* **Supplied data**
+--
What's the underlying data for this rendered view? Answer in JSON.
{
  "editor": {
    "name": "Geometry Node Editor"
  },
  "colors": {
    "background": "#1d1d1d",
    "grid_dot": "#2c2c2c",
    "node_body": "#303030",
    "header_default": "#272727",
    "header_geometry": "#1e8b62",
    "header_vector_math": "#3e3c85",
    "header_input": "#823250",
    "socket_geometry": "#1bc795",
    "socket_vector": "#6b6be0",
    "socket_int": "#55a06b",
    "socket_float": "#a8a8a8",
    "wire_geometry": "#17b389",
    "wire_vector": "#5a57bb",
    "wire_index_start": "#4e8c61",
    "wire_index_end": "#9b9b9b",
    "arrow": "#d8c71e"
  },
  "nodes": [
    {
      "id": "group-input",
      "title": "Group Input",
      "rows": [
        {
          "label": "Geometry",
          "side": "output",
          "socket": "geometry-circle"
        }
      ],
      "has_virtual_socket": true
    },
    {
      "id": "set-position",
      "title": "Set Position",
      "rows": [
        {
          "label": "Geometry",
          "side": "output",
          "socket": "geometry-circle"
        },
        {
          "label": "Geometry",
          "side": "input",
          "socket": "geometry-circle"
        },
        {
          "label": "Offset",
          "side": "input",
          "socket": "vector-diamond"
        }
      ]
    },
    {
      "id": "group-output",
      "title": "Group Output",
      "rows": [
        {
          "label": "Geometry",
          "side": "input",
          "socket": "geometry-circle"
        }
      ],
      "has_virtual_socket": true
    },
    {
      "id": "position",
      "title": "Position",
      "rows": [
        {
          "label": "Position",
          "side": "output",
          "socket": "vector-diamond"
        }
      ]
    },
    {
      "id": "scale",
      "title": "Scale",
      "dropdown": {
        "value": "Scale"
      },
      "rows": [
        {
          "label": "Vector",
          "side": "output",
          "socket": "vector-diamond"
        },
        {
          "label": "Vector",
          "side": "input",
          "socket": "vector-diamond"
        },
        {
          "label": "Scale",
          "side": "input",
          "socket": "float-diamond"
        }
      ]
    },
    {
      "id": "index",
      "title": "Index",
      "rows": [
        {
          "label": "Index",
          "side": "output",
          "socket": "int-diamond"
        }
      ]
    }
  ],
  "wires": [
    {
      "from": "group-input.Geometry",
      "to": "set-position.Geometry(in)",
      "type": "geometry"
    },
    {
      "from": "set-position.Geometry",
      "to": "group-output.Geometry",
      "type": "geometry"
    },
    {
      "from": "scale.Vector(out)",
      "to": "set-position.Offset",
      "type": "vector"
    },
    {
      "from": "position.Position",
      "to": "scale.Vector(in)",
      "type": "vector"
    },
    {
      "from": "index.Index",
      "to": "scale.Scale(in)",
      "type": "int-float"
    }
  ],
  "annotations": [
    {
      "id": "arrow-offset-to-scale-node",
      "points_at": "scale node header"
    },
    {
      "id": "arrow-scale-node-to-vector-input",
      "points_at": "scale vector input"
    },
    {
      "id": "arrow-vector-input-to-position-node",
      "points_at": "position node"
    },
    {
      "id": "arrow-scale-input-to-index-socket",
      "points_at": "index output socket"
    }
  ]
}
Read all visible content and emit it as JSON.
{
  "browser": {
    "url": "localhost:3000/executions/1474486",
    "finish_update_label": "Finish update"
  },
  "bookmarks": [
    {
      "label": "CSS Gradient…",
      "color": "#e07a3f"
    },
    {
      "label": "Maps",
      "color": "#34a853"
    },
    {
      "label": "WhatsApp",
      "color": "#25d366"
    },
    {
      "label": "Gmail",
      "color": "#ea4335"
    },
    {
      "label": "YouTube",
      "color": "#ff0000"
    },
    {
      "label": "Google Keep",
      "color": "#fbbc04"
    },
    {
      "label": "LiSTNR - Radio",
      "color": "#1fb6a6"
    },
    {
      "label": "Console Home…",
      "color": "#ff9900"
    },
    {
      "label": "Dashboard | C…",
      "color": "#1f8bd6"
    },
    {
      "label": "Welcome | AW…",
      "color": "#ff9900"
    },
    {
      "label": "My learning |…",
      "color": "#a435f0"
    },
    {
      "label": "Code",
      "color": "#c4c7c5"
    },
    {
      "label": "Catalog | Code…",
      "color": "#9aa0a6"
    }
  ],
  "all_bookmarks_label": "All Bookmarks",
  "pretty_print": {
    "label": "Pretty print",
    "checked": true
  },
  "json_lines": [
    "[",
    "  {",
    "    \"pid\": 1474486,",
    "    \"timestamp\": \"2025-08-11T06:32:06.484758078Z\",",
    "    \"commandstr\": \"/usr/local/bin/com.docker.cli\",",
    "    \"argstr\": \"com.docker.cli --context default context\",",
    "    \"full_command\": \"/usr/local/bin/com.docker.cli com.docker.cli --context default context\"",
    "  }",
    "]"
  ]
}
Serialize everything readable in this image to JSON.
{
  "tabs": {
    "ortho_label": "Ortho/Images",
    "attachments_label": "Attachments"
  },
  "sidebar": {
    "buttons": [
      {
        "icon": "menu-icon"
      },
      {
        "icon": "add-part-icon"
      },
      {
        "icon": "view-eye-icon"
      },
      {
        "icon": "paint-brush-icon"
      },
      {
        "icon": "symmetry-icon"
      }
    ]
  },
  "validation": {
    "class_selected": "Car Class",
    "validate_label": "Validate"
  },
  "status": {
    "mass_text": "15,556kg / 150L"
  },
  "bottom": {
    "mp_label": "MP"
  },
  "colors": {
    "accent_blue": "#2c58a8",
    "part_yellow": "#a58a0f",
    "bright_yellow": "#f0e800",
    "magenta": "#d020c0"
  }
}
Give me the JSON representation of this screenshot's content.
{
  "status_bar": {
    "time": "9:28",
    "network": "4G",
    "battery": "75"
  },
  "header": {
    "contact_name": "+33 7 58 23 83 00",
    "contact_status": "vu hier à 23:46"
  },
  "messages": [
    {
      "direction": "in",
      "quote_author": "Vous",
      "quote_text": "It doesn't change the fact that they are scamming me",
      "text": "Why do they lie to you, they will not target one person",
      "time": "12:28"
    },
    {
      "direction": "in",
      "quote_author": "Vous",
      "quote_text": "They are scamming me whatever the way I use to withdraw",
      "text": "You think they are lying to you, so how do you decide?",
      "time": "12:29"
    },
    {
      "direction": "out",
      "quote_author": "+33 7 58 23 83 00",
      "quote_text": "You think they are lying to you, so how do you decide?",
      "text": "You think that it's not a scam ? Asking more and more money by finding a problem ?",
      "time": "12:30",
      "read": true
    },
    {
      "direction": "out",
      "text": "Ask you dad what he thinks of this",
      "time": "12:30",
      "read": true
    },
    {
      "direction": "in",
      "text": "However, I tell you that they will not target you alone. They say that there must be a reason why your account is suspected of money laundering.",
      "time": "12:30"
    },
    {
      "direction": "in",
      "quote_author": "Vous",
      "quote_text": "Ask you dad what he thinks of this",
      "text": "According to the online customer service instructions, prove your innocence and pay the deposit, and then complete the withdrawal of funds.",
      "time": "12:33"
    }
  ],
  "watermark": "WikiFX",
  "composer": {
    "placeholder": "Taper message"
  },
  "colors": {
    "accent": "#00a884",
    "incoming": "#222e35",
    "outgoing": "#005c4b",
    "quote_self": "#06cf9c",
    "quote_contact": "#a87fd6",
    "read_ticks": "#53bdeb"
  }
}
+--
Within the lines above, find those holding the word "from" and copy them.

      "from": "group-input.Geometry",
      "from": "set-position.Geometry",
      "from": "scale.Vector(out)",
      "from": "position.Position",
      "from": "index.Index",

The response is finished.